Assigned task: If a line in the material below has the string "body", copy it out.

Entries shown:

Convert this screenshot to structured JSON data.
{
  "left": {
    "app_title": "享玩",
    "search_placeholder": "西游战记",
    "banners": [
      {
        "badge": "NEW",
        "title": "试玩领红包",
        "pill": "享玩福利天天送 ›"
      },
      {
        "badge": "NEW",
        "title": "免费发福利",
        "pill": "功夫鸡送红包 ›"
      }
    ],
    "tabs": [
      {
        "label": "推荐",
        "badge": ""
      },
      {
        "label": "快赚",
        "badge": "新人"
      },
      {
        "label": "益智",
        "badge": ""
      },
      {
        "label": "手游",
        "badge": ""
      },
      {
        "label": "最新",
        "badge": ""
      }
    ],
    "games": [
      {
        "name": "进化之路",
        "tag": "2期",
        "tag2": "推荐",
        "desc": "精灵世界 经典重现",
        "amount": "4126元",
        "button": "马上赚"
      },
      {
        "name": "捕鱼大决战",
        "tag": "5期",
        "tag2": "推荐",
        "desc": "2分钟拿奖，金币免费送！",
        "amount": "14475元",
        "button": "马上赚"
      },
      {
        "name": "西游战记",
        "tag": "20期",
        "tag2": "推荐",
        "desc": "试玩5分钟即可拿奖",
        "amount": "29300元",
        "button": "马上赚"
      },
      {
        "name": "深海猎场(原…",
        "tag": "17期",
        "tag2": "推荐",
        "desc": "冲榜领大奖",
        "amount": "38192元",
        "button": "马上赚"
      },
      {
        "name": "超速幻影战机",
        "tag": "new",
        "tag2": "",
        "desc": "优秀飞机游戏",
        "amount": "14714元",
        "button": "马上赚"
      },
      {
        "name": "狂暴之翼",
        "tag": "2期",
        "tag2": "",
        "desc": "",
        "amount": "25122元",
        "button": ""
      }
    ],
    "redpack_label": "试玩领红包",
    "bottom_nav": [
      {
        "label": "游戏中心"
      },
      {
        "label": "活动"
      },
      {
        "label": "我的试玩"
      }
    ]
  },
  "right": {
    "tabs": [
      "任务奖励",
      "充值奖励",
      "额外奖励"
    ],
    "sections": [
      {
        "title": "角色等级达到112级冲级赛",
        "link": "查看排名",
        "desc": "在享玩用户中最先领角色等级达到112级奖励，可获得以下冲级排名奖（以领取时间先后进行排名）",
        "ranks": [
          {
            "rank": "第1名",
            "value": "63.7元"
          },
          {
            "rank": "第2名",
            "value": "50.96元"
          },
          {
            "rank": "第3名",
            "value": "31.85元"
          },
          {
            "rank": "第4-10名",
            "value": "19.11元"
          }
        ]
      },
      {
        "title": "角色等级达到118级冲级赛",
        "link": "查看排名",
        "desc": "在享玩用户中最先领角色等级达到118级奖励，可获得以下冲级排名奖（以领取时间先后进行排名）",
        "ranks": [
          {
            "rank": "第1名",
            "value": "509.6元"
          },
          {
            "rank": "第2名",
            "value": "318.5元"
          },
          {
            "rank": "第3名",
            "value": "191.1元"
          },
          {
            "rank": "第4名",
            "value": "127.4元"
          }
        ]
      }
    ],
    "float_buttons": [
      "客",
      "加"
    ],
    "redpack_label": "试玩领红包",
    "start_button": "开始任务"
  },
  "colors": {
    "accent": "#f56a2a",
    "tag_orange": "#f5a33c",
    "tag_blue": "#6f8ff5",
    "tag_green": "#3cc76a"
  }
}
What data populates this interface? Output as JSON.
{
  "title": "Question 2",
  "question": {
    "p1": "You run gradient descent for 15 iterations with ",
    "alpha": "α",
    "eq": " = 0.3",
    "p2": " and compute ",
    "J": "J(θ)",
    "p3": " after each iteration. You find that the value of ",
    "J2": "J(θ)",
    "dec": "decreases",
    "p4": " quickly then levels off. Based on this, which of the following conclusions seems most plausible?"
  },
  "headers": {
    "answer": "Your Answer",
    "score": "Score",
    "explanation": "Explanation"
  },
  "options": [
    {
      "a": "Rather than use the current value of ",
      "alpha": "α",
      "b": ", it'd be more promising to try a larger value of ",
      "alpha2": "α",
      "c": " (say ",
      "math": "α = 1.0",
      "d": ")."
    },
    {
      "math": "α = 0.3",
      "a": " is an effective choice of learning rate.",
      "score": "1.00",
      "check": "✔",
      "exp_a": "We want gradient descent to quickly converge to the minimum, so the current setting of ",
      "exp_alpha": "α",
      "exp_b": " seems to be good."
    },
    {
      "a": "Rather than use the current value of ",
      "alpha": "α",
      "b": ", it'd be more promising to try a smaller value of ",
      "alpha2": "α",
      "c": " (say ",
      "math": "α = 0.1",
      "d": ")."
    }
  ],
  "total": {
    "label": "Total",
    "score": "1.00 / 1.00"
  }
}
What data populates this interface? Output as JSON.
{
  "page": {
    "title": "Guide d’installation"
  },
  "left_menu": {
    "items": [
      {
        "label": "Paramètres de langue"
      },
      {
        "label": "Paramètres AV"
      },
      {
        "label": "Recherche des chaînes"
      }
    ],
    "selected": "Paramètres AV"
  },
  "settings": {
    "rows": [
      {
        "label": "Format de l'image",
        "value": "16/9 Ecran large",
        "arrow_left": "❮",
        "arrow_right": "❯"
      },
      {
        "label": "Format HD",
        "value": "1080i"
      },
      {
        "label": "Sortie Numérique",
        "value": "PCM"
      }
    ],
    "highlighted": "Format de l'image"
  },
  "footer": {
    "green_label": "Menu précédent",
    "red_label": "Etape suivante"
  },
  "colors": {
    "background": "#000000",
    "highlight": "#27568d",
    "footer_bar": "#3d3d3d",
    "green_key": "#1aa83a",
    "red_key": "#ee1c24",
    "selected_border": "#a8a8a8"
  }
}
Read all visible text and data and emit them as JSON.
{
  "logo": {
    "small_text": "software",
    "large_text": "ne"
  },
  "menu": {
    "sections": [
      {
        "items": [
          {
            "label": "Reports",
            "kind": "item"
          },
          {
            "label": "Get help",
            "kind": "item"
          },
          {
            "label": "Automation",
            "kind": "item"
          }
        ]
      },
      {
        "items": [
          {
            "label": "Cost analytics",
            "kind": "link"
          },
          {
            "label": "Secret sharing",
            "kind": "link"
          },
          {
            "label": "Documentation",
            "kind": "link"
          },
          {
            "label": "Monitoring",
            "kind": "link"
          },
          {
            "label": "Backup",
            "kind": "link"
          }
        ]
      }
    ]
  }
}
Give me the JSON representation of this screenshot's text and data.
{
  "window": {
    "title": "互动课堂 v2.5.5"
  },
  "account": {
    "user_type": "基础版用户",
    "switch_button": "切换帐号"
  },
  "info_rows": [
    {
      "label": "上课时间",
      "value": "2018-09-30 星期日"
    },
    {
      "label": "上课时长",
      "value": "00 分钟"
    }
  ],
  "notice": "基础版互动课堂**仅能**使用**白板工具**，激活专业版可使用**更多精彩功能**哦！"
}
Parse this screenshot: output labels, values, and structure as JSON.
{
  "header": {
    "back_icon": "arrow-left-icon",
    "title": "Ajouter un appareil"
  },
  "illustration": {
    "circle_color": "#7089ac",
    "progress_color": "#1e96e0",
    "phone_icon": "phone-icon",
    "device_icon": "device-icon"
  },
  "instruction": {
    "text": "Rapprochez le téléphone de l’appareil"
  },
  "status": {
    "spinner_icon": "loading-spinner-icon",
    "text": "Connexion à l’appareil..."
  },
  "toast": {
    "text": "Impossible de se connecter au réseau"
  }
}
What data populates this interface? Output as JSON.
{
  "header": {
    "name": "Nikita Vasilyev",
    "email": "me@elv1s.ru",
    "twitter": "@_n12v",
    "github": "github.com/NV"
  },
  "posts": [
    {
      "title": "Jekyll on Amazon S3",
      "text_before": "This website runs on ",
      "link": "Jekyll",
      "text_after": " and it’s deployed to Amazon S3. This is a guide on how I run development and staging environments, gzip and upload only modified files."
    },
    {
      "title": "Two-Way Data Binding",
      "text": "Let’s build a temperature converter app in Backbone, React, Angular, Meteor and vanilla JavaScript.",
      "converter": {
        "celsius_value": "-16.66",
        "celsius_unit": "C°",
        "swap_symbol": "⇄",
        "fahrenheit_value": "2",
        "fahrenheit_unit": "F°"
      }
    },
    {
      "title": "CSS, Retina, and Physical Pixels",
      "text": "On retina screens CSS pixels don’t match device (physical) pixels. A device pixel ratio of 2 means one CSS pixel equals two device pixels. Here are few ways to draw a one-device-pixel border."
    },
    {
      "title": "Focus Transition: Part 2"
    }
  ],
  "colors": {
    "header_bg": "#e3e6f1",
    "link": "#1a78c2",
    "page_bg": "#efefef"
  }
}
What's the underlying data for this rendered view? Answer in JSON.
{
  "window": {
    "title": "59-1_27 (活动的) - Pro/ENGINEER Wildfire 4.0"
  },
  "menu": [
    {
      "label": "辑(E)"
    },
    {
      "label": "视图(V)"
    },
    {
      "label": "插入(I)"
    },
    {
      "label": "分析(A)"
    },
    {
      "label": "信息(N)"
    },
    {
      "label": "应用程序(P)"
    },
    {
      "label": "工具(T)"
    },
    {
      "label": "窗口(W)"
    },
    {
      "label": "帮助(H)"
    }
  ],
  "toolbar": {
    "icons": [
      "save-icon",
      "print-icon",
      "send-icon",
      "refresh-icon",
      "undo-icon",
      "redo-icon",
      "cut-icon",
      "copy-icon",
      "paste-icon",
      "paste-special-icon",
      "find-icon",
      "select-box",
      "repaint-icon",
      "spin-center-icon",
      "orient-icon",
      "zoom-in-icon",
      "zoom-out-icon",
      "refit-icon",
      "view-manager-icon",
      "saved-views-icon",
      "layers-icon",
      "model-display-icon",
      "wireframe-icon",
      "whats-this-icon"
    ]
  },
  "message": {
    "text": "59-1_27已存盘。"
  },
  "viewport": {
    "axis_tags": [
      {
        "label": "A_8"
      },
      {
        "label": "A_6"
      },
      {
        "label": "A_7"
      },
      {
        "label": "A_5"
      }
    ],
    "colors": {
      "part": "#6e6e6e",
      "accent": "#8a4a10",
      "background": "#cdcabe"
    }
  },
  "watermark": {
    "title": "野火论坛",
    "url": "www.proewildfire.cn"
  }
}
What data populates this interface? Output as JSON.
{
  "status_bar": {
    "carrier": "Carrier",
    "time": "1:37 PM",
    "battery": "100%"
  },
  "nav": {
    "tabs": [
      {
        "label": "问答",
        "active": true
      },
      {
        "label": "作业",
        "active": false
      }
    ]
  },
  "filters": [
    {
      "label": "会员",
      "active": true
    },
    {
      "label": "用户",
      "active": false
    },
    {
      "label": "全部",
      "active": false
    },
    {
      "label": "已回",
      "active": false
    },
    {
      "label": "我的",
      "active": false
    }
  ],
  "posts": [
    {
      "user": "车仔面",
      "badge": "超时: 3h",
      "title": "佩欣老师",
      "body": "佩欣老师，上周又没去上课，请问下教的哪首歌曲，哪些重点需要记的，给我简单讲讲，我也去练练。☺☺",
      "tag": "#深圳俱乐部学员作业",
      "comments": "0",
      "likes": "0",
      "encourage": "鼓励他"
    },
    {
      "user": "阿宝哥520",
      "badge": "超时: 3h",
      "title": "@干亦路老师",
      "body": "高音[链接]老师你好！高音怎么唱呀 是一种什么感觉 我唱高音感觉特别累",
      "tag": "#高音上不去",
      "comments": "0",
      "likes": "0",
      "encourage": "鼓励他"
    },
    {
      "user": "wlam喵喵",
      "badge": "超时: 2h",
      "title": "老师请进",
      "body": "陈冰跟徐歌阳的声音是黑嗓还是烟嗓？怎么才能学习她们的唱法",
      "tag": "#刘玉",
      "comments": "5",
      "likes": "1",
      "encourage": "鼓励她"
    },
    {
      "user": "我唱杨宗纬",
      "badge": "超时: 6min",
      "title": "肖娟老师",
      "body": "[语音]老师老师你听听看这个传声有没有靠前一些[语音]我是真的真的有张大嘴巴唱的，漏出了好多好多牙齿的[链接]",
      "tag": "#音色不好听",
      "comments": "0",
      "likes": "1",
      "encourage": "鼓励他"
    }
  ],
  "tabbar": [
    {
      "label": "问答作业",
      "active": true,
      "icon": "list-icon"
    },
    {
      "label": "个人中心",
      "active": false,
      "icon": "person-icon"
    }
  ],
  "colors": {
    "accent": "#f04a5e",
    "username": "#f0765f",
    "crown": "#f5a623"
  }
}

Written response:
      "body": "佩欣老师，上周又没去上课，请问下教的哪首歌曲，哪些重点需要记的，给我简单讲讲，我也去练练。☺☺",
      "body": "高音[链接]老师你好！高音怎么唱呀 是一种什么感觉 我唱高音感觉特别累",
      "body": "陈冰跟徐歌阳的声音是黑嗓还是烟嗓？怎么才能学习她们的唱法",
      "body": "[语音]老师老师你听听看这个传声有没有靠前一些[语音]我是真的真的有张大嘴巴唱的，漏出了好多好多牙齿的[链接]",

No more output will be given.